"It is important that people realize that any drug can have harmful effects," Iain M. McIntyre, a director and chief toxicologist at the San Diego County Medical Examiner's Office, told Live Science.

Some people who are predisposed to cardiac events may be particularly vulnerable to potential harmful effects of marijuana use, and the new report shows this, McIntyre said.

One limitation of the report, however, was that it did not specify for how long the two men had been using marijuana, he said.

The researchers who wrote the report stressed that the risk of cardiovascular effects of marijuana use in the general population is low, but it is higher in people who have cardiovascular issues.

"Persons who are at high risk for cardiovascular diseases are even recommended to avoid the use of cannabis," they wrote.

Lemos said he hopes the report will raise awareness of the potential health complications of marijuana use. "I am delighted to see this additional work in hope that medical examiners, coroners and physicians will realize that they need to collect specimens, test for cannabis in post-mortem fluids and consider the contributions of cannabis in the death investigations.

"We simply cannot, any longer, adhere to the old mentality that 'marijuana does not kill," Lemos told Live Science. "We are now seeing evidence from my office and elsewhere that it just might."

The case report was published in the April issue of the journal Forensic Science International.

Follow Agata Blaszczak-Boxe on Twitter. Follow Live Science @livescience, Facebook & Google+Originally published on Live Science.

Copyright 2014 LiveScience, a TechMediaNetwork company.

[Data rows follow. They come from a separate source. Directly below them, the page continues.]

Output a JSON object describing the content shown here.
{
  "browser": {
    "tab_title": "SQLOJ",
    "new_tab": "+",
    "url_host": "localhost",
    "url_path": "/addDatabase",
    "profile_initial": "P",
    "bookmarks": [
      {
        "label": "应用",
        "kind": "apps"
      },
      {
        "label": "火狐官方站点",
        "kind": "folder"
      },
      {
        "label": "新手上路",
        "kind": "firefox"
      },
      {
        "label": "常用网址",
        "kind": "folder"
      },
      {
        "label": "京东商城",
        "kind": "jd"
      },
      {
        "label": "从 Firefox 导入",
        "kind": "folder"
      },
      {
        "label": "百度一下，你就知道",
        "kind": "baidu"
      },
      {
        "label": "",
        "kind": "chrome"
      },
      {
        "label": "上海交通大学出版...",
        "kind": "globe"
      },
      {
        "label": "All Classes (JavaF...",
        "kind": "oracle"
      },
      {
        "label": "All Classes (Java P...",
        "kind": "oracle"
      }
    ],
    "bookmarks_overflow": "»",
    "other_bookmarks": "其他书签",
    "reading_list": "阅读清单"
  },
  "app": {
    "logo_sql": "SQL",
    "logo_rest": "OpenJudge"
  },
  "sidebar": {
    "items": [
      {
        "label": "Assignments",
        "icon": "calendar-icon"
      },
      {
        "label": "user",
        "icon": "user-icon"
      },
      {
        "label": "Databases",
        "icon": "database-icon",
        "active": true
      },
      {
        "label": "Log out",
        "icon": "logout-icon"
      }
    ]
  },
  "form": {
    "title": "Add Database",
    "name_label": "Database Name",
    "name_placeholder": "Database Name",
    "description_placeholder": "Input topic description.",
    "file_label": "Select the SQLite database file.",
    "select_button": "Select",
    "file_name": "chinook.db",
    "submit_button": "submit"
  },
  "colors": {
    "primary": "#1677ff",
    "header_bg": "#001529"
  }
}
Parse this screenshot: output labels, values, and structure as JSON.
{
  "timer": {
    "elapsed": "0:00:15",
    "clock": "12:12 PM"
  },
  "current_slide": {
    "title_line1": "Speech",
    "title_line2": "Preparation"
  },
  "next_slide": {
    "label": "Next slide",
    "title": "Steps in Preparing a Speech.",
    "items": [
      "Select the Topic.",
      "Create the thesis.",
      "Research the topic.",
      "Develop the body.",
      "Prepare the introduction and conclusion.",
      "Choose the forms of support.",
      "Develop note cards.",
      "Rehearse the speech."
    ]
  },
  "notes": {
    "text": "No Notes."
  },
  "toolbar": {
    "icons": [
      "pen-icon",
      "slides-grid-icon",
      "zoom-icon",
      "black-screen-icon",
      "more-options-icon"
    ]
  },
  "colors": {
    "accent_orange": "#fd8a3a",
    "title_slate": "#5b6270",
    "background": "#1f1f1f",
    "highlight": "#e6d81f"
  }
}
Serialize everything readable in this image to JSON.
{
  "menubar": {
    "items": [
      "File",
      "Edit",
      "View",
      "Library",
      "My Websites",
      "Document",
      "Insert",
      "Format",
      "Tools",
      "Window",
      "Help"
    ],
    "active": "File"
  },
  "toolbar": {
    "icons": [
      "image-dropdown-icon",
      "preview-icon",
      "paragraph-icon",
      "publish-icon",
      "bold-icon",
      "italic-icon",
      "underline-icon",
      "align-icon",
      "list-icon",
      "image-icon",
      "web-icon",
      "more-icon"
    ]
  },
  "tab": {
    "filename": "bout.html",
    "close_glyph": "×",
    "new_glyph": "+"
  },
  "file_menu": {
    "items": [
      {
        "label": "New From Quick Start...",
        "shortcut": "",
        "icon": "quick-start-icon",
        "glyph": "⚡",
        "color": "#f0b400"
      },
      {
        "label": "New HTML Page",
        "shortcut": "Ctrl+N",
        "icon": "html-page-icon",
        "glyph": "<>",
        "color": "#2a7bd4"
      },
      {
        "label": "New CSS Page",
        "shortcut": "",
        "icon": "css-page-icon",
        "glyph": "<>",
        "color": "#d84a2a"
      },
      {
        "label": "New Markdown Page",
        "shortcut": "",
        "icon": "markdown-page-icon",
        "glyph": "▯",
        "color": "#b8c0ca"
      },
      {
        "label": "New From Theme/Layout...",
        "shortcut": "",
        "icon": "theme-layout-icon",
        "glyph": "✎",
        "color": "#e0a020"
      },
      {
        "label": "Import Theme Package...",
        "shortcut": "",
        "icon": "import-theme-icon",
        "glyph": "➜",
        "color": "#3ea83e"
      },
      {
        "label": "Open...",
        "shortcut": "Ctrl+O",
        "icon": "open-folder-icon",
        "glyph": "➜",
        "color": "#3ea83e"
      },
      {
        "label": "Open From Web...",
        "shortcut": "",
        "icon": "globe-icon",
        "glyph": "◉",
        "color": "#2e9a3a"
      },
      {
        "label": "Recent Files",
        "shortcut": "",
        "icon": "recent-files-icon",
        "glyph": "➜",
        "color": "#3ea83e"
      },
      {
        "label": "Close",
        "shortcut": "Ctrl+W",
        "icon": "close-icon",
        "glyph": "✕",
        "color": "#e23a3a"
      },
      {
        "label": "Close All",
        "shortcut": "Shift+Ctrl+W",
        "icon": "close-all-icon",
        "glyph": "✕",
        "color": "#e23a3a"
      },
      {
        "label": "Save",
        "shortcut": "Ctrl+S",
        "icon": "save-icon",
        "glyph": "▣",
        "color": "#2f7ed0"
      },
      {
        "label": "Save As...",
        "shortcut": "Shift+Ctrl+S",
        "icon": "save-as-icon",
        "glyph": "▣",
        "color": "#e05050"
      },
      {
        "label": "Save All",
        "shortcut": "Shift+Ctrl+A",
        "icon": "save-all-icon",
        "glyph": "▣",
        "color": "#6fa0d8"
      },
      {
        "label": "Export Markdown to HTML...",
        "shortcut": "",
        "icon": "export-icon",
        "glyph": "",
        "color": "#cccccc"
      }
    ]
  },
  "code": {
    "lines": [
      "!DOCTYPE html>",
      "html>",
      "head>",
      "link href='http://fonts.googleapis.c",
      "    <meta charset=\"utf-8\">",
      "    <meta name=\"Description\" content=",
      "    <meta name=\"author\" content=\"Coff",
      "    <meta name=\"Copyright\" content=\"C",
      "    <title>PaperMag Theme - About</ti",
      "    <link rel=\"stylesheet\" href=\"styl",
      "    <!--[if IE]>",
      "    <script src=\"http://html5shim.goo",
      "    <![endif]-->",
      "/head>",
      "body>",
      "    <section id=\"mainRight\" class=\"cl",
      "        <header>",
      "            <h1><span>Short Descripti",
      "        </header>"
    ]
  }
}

All rights reserved. This material may not be published, broadcast, rewritten or redistributed.
View Comments (4397)